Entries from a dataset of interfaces

== == ==

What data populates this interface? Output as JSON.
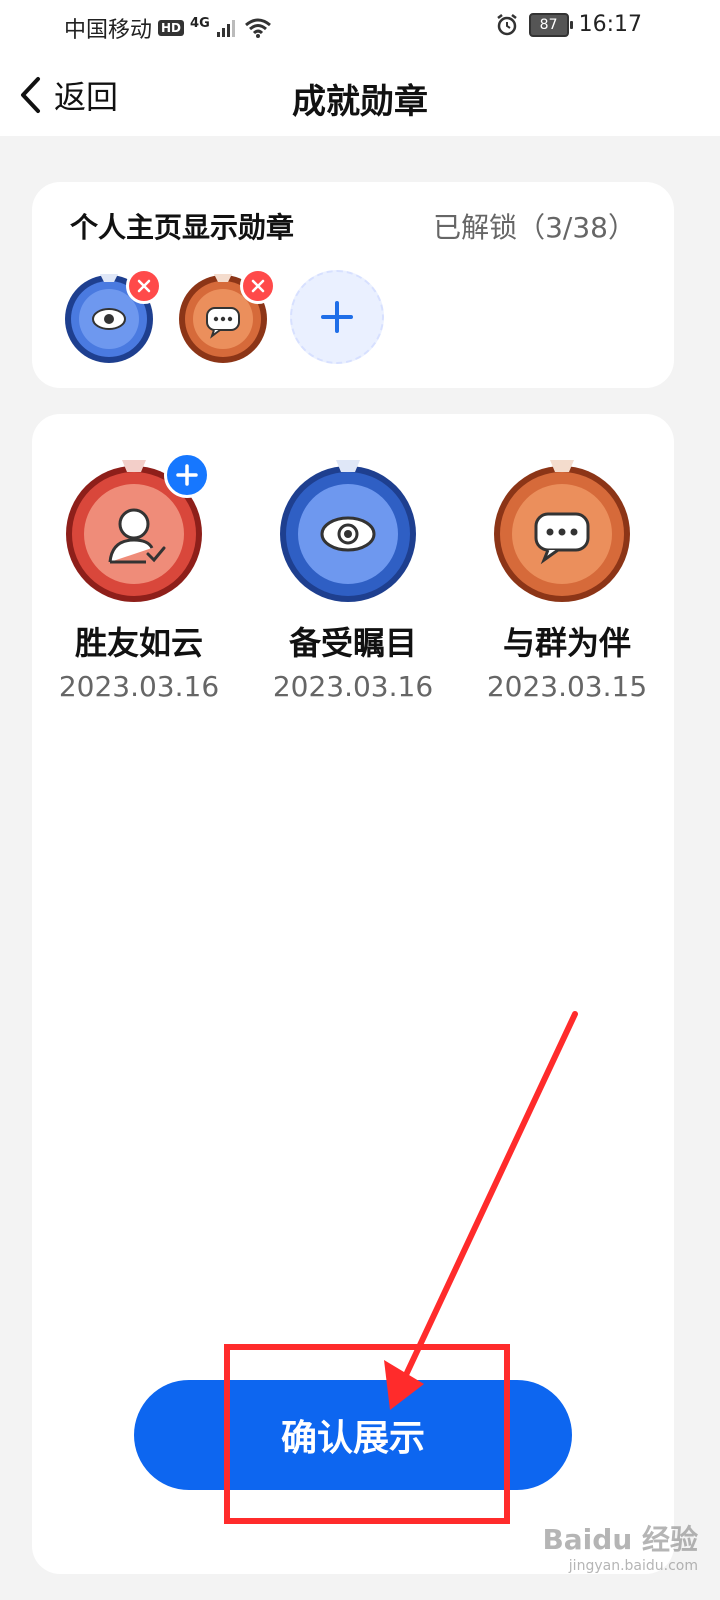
{
  "status_bar": {
    "carrier": "中国移动",
    "hd_badge": "HD",
    "network": "4G",
    "battery": "87",
    "time": "16:17"
  },
  "nav": {
    "back_label": "返回",
    "title": "成就勋章"
  },
  "display_card": {
    "title": "个人主页显示勋章",
    "unlocked": "已解锁（3/38）",
    "selected": [
      {
        "icon": "eye-icon",
        "color": "#2f5fc4"
      },
      {
        "icon": "chat-bubble-icon",
        "color": "#d66a3a"
      }
    ]
  },
  "medals": [
    {
      "name": "胜友如云",
      "date": "2023.03.16",
      "icon": "person-check-icon",
      "color": "#d9473b"
    },
    {
      "name": "备受瞩目",
      "date": "2023.03.16",
      "icon": "eye-icon",
      "color": "#2f5fc4"
    },
    {
      "name": "与群为伴",
      "date": "2023.03.15",
      "icon": "chat-bubble-icon",
      "color": "#d66a3a"
    }
  ],
  "confirm_button": "确认展示",
  "watermark": {
    "main": "Baidu 经验",
    "sub": "jingyan.baidu.com"
  },
  "colors": {
    "primary": "#0d66f0",
    "annotation": "#ff2b2b",
    "remove": "#ff4a4a"
  }
}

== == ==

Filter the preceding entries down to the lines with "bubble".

**SOLUTION FOR THIS PROBLEM:**
        "icon": "chat-bubble-icon",
      "icon": "chat-bubble-icon",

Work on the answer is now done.